Baker’s on-and-off partner, James Hachem, was last year found guilty of her January 2019 murder.
On July 28 this year, a woman found human remains in grassland about 100m south of the Windellama Overpass in Goulburn.
Police this morning confirmed that those remains had now been identified as those of Baker.
In a statement, the Baker family said the pain of Samah’s death continues as each development in the case occurred.
“The news of her remains being discovered four and a half years later isn’t a neat resolution, but it does offer a small measure of what we’ve been longing for all this time,” the Baker family said.
“Each development in the case feels like a reopening of our barely healed wounds, reminding us of the harsh reality of our loss.
“Even though what remains of Samah has been found, it feels like losing her all over again.”
The full statement can be read below.
Sydney woman Baker, 30, was in a tumultuous and sometimes violent relationship with Hachem, 37, since they had first met at work in 2015.
She ended the relationship with Hachem on multiple occasions, eventually finding a new partner in December 2018.
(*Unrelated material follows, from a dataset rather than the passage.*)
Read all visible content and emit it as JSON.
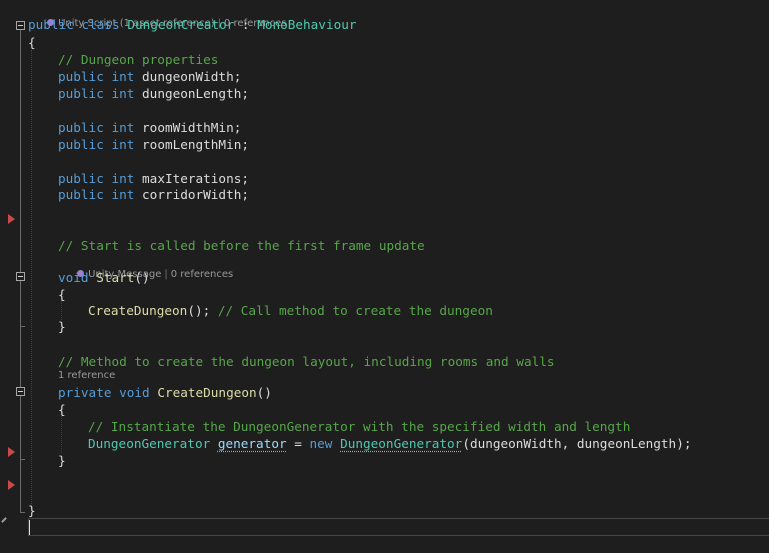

The court was told Hachem waited outside her apartment in his car and spied on Baker while she was on a date, becoming enraged when he witnessed the pair kissing in the early hours of January 4.
He then concocted a story about his parents being involved in a car accident in order to lure Baker out of her apartment before killing her.
He later went to Bunnings and bought various items including a double sheet, gloves, cleaning products and a digging trowel, before driving to isolated areas in rural NSW.
Baker’s body had not been found at the time of Hachem’s sentencing.
Statement on behalf of Samah Baker’s family
On Friday 4 January 2019, Samah was taken away from us in the cruellest way.
In the years that followed, our grief has been compounded by the fact that we have not been able to have a funeral or lay her to rest.
We never got to say goodbye to her or tell her we loved her for the last time.
The news of her remains being discovered four and a half years later isn’t a neat resolution, but it does offer a small measure of what we’ve been longing for all this time.
Each development in the case feels like a reopening of our barely healed wounds, reminding us of the harsh reality of our loss.
Even though what remains of Samah has been found, it feels like losing her all over again.
We ask for privacy in dealing with our grief.